Citing both the therapeutic and preventive benefits of antiretroviral treatment, participants emphasized that available evidence justifies a rapid implementation of the World Health Organization’s 2013 consolidated guidelines on the use of antiretroviral drugs for treating and preventing HIV infection —which markedly expands the number of people living with HIV who are eligible for antiretroviral therapy. 

Vancouver’s proactive scale-up and innovative service delivery of HIV testing and treatment was hailed as a reference of the cost-benefits of HIV treatment expansion. Its approach is now being emulated in countries and localities worldwide as a successful model in the AIDS response.

Participants stressed the importance of removing all forms of punitive legal and policy frameworks that deter people from seeking health services in order to leave no one behind. They emphasized that community leadership and engagement are still vital elements of long-term success. Grenada’s Minister of Health Clarice Modeste-Curwen led a call for renewed global solidarity to mobilize sufficient resources to finance rapid HIV treatment scale-up.

The meeting was co-convened by the British Columbia Centre for Excellence in HIV/AIDS and UNAIDS, and included participation from UNAIDS cosponsors leading on HIV treatment including WHO and UNICEF.


“Look at the evidence and the economics.”

Terry Lake, British Columbia Health Minister

“Seeing what the epidemic was like years ago, I never thought in my lifetime we would be speaking about the possibility to end the AIDS epidemic. However, there is still uneven access to HIV services especially among key populations. We need to better understand and act on local epidemics and this is much easier to do if we bring services closer to communities and to people.”

Luiz Loures, UNAIDS Deputy Executive Director

“There is often lip service about community systems strengthening; however the money is not trickling down to the community.”

Christine Nabiryo, The AIDS Support Organization in Uganda

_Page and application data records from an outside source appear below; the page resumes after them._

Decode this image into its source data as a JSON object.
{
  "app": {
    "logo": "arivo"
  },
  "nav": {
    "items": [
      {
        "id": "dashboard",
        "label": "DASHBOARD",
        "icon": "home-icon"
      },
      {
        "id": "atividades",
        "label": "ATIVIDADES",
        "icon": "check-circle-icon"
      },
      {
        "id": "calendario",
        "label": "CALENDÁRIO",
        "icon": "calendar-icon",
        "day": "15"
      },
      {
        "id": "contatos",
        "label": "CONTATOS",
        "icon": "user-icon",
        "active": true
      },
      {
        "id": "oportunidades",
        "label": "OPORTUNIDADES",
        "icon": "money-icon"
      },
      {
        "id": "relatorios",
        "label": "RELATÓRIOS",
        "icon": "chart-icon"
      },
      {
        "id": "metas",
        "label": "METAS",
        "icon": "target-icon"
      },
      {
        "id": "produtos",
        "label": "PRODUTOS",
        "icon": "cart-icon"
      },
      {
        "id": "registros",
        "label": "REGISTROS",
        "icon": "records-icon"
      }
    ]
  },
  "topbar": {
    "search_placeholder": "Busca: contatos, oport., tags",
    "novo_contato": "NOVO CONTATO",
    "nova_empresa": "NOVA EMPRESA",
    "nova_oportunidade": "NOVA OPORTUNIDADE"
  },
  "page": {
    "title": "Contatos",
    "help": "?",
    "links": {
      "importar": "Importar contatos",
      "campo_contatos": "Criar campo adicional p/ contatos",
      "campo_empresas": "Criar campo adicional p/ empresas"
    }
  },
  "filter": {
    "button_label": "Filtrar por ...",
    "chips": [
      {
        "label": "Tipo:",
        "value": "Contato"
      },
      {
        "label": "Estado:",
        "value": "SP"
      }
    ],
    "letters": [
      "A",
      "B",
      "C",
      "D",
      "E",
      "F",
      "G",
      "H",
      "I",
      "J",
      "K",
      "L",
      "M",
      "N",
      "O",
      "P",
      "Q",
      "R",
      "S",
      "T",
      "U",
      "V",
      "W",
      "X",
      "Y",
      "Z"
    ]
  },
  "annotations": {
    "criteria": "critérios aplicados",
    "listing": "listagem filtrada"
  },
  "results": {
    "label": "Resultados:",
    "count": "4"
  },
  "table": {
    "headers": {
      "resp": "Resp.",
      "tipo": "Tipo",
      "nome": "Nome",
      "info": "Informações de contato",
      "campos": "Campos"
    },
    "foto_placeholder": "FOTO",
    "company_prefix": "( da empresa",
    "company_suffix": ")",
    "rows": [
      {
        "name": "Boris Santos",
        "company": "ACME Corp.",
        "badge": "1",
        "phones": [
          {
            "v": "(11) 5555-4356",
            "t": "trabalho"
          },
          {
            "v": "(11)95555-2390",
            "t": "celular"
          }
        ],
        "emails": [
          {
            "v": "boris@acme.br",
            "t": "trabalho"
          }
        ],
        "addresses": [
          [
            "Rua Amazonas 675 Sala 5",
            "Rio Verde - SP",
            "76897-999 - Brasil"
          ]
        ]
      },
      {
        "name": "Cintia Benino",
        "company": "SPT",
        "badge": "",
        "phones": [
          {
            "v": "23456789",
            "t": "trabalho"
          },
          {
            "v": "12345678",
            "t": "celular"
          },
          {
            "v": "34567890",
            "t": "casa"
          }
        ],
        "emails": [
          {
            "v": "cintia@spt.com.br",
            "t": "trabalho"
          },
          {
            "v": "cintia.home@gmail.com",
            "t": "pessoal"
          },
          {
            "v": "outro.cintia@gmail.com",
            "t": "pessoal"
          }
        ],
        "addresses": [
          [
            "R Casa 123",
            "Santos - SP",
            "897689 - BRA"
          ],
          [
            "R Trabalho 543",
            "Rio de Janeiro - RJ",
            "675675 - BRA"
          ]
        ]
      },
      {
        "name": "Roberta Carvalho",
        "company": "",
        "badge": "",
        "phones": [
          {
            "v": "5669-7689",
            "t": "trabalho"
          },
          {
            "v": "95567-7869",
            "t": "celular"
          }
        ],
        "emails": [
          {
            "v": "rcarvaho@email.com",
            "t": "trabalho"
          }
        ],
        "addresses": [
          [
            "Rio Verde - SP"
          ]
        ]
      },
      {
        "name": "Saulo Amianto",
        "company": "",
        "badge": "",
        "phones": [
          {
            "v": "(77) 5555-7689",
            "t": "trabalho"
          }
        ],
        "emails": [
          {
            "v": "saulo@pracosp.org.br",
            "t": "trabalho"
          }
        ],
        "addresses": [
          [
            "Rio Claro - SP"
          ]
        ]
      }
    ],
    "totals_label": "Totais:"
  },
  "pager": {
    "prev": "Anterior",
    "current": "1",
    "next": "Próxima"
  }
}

“Finally there is a consensus emerging that the science clearly demonstrates HIV treatment is highly effective in stopping transmission in all contexts.”

Julio Montaner, Director of the British Columbia Centre for Excellence in HIV/AIDS